Caney Creek

Along the upper Texas coast, late winter with its wind and cold fronts is the most difficult time to catch speckled trout. If you wade a combination of mud and shell flats that hold the sun’s warmth are probably the best since the big sows like to loaf around the warmer water. Wading in this stuff is tough going, bordering on hard, but a slow sinking mullet imitation plug is hard to beat!

Next best is free shrimping a live shrimp over hard shell in deeper water, 10 –15 feet. At low tide, in the many creeks and rivers along the coast, oyster reefs can be found and appropriately marked. All it takes is a little scouting. This particular trip, friends passed on to us just where to locate the reef.

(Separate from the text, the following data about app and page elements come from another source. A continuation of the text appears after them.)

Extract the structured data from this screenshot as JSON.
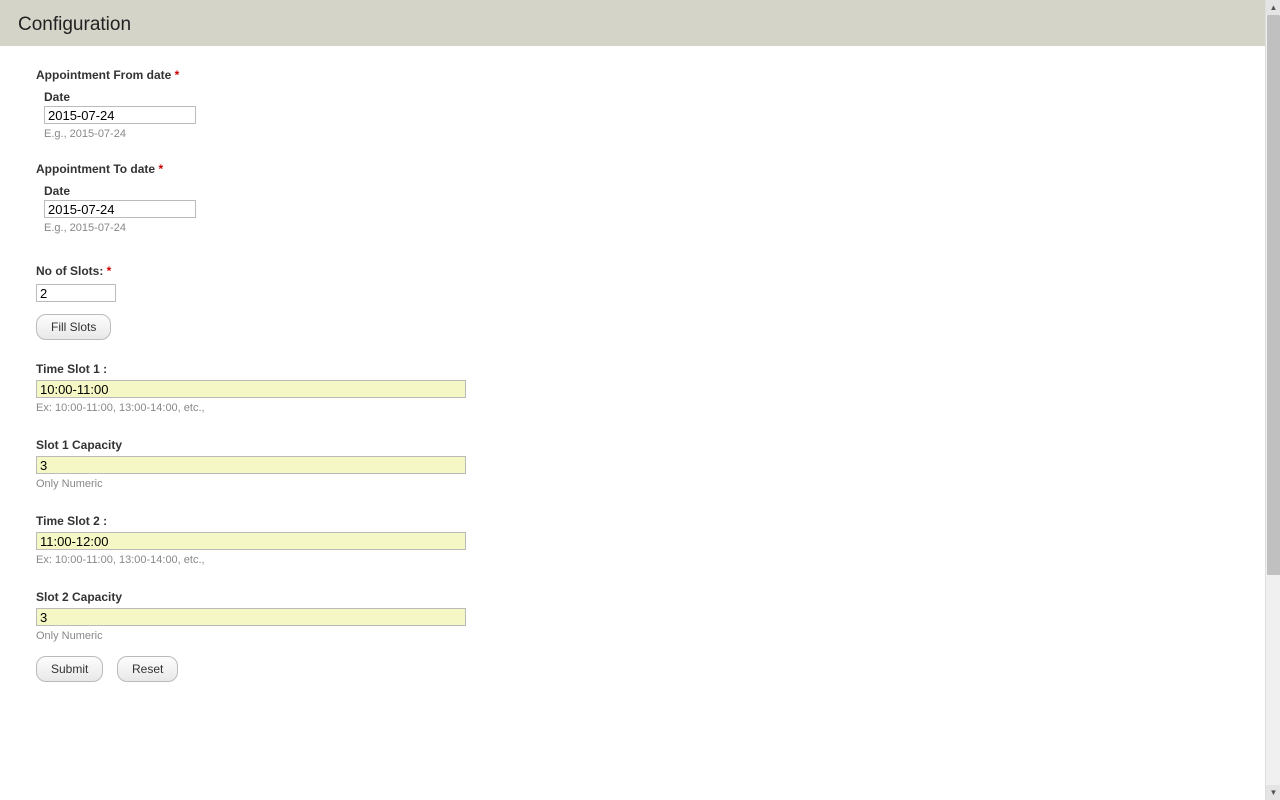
{
  "header": {
    "title": "Configuration"
  },
  "appointment_from": {
    "label": "Appointment From date",
    "required_marker": "*",
    "sub_label": "Date",
    "value": "2015-07-24",
    "hint": "E.g., 2015-07-24"
  },
  "appointment_to": {
    "label": "Appointment To date",
    "required_marker": "*",
    "sub_label": "Date",
    "value": "2015-07-24",
    "hint": "E.g., 2015-07-24"
  },
  "no_of_slots": {
    "label": "No of Slots:",
    "required_marker": "*",
    "value": "2"
  },
  "fill_slots_button": "Fill Slots",
  "slots": [
    {
      "time_label": "Time Slot 1 :",
      "time_value": "10:00-11:00",
      "time_hint": "Ex: 10:00-11:00, 13:00-14:00, etc.,",
      "cap_label": "Slot 1 Capacity",
      "cap_value": "3",
      "cap_hint": "Only Numeric"
    },
    {
      "time_label": "Time Slot 2 :",
      "time_value": "11:00-12:00",
      "time_hint": "Ex: 10:00-11:00, 13:00-14:00, etc.,",
      "cap_label": "Slot 2 Capacity",
      "cap_value": "3",
      "cap_hint": "Only Numeric"
    }
  ],
  "submit_button": "Submit",
  "reset_button": "Reset"
}
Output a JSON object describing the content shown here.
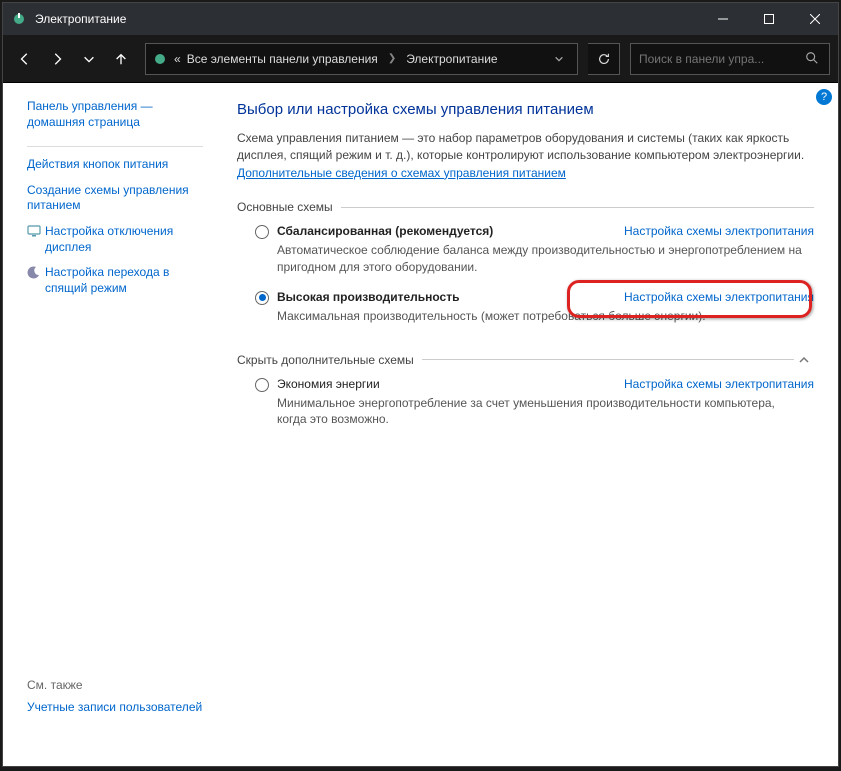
{
  "titlebar": {
    "title": "Электропитание"
  },
  "breadcrumb": {
    "prefix": "«",
    "root": "Все элементы панели управления",
    "leaf": "Электропитание"
  },
  "search": {
    "placeholder": "Поиск в панели упра..."
  },
  "sidebar": {
    "home1": "Панель управления —",
    "home2": "домашняя страница",
    "items": [
      {
        "label": "Действия кнопок питания"
      },
      {
        "label": "Создание схемы управления питанием"
      },
      {
        "label": "Настройка отключения дисплея",
        "icon": "display"
      },
      {
        "label": "Настройка перехода в спящий режим",
        "icon": "moon"
      }
    ],
    "seeAlsoLabel": "См. также",
    "seeAlso": "Учетные записи пользователей"
  },
  "main": {
    "heading": "Выбор или настройка схемы управления питанием",
    "desc": "Схема управления питанием — это набор параметров оборудования и системы (таких как яркость дисплея, спящий режим и т. д.), которые контролируют использование компьютером электроэнергии. ",
    "descLink": "Дополнительные сведения о схемах управления питанием",
    "section1": "Основные схемы",
    "section2": "Скрыть дополнительные схемы",
    "settingsLink": "Настройка схемы электропитания",
    "plans": [
      {
        "name": "Сбалансированная (рекомендуется)",
        "desc": "Автоматическое соблюдение баланса между производительностью и энергопотреблением на пригодном для этого оборудовании.",
        "checked": false
      },
      {
        "name": "Высокая производительность",
        "desc": "Максимальная производительность (может потребоваться больше энергии).",
        "checked": true
      }
    ],
    "extraPlan": {
      "name": "Экономия энергии",
      "desc": "Минимальное энергопотребление за счет уменьшения производительности компьютера, когда это возможно."
    }
  }
}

They had told us that on an incoming tide some real nice speckled trout were being caught in Caney Creek, so the next day we, my dad, “Unkie”, Alvin Pyland, my uncle and I arranged to be off from work. The next morning, bright and almost cold, found us, heading toward Sargent, Texas, the kickoff point for Caney Creek. Arriving at our destination with the tide slack, we hooked Unkie’s 7.5 HP motor on to a rental 14 foot, skiff and putted up the creek, looking for the tell tale signs of the fence.

Our instructions from the bait camp were to motor about one mile up the creek, then look for a barb wire fence angling down from the east bank into the water. The reef would be directly across the creek from the fence with a few oyster shells scattered along the bank. The reef in question was about 40 yards long and stopped in the middle of the creek. Our tackle for this trip was 6-1/2 foot popping rods, red, Ambasseduer reels, loaded with 15 pound mono and small treble hooks tied 6 inches below a crimped on, 00 buckshot.

According to the tide charts the current would start moving in soon, we found the fence in question and anchored within casting distance of the reef. Just like clockwork the tide started in and not 15 minutes later my dad had a soft strike, not a bone jarring strike of a summer, yellow mouth, spec, but more of a tap, tap. Setting the hook, the spec responded with a deep, surging fight. Soon, Unkie slipped the net under the 3, pounder, the first trout on our stringer.

Unkie was next and his spec took out line, zzzp, zzzp and put up a grudging battle and soon Dad netted the fish. This one, the second and a nice fish, was about a pound bigger that my dads. Then it was my turn to catch one and we added the 3, pounder to the stringer. All told we had 5 nice specs for about 2 hours fishing. This sure beat wading in the mud!